Gummy Stem Blight Resistance
by Luis Rivera, Gabe Gusmini and Todd C. Wehner
Department of Horticultural Science
North Carolina State University
Raleigh, NC 27695-7609
Gummy stem blight caused by Didymella bryoniae (Auersw.) Rehm [=Mycosphaerella citrullina (C.O.Sm.) Gross. and Mycosphaerella melonis (Pass) Chiu & Walker] and its anamorph Phoma cucurbitacearum (Fr.:Fr.) Sacc. [=Ascochyta cucumis Fautrey & Roum] is one of the most destructive diseases of watermelon. Resistance to gummy stem blight was ranked for several years by U.S. watermelon researchers as the third most important trait for germplasm evaluation (after bacterial fruit blotch and Fusarium wilt). Gummy stem blight was first described by Fautrey and Roumeguere in France as the disease caused on cucumber by Ascochyta cucumis in 1891. In 1917, gummy stem blight was reported for the first time in the U.S. affecting watermelon fruit from Florida, where it is still an important limiting factor for the watermelon industry. One severe gummy stem blight epidemic on watermelon was reported in the Southeastern USA, with over 15% of the watermelon crop in South Carolina abandoned before harvest. In addition, severe economic losses have been reported during transportation and in storage due to the disease commonly known on fruit as black rot.
Relevant characteristics of these disease/fungus are:
- Symptoms are evident as crown blight, stem cankers, and extensive defoliation, with necrotic areas on the cotyledons, hypocotyls, leaves, and fruit.
- D. bryoniae is a seed-borne, air-borne, or soil-borne fungus capable to survive in vegetable debris in the field during the winter
- D. bryoniae is a facultative necrotroph: the production of exudates from lesions helps the fungus in its growth and infection
- There is no evidence of race specialization for this pathogen and breeders and pathologists usually use a mixture of isolates to test cucurbits for resistance to D. bryoniae
Methods of seedling screening for resistance to gummy stem blight are based on spraying the seedlings with a water suspension of spores collected from in vitro cultures of the pathogen.

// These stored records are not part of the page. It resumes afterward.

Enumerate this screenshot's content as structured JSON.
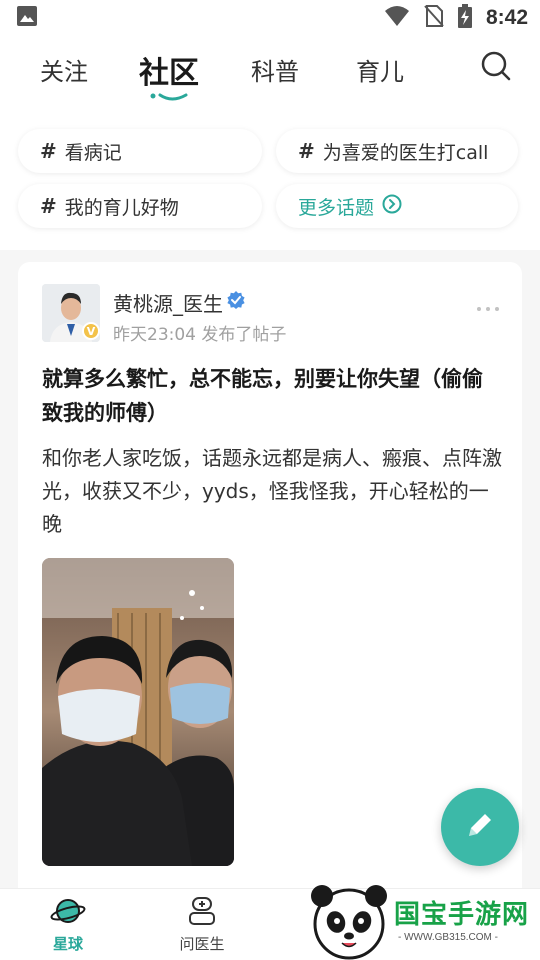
{
  "status_bar": {
    "time": "8:42",
    "icons": [
      "image-icon",
      "wifi-icon",
      "no-sim-icon",
      "battery-charging-icon"
    ]
  },
  "top_nav": {
    "tabs": [
      {
        "label": "关注",
        "active": false
      },
      {
        "label": "社区",
        "active": true
      },
      {
        "label": "科普",
        "active": false
      },
      {
        "label": "育儿",
        "active": false
      }
    ],
    "search_icon": "search-icon"
  },
  "topics": {
    "chips": [
      {
        "label": "看病记"
      },
      {
        "label": "为喜爱的医生打call"
      },
      {
        "label": "我的育儿好物"
      }
    ],
    "more_label": "更多话题"
  },
  "post": {
    "author": "黄桃源_医生",
    "verified": true,
    "avatar_badge": "V",
    "meta": "昨天23:04 发布了帖子",
    "title": "就算多么繁忙，总不能忘，别要让你失望（偷偷致我的师傅）",
    "body": "和你老人家吃饭，话题永远都是病人、瘢痕、点阵激光，收获又不少，yyds，怪我怪我，开心轻松的一晚"
  },
  "fab": {
    "icon": "pencil-icon"
  },
  "bottom_nav": {
    "items": [
      {
        "label": "星球",
        "icon": "planet-icon",
        "active": true
      },
      {
        "label": "问医生",
        "icon": "doctor-icon",
        "active": false
      }
    ]
  },
  "watermark": {
    "text": "国宝手游网",
    "url": "- WWW.GB315.COM -"
  },
  "colors": {
    "accent": "#2aa89a",
    "fab": "#3cb9a8",
    "verified": "#4a90e2",
    "badge": "#f3c24a"
  }
}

Among commercial cultivars of watermelon, ‘Congo’ is the least susceptible to gummy stem blight, ‘Fairfax’ intermediate, and ‘Charleston Gray’ the most susceptible. Dr. J.D. Norton in the years between 1978 and 1995 developed resistant watermelon cultivars from two crosses (‘Jubilee’ X PI 271778, ‘Crimson Sweet’ X PI 189225) by selecting disease-resistant seedlings from backcrossed families. ‘AU–Jubilant’ and ‘AU–Producer’, ‘AU–Golden Producer’, and ‘AU–Sweet Scarlet’ were released with moderate to high resistance to anthracnose, Fusarium wilt, and gummy stem blight. However, they were much less resistant to gummy stem blight than the resistant parents PI 189225 and PI 271778. To date, no cultivars of watermelon, muskmelon, or cucumber have been released that have high resistance to natural epidemics of gummy stem blight in the field.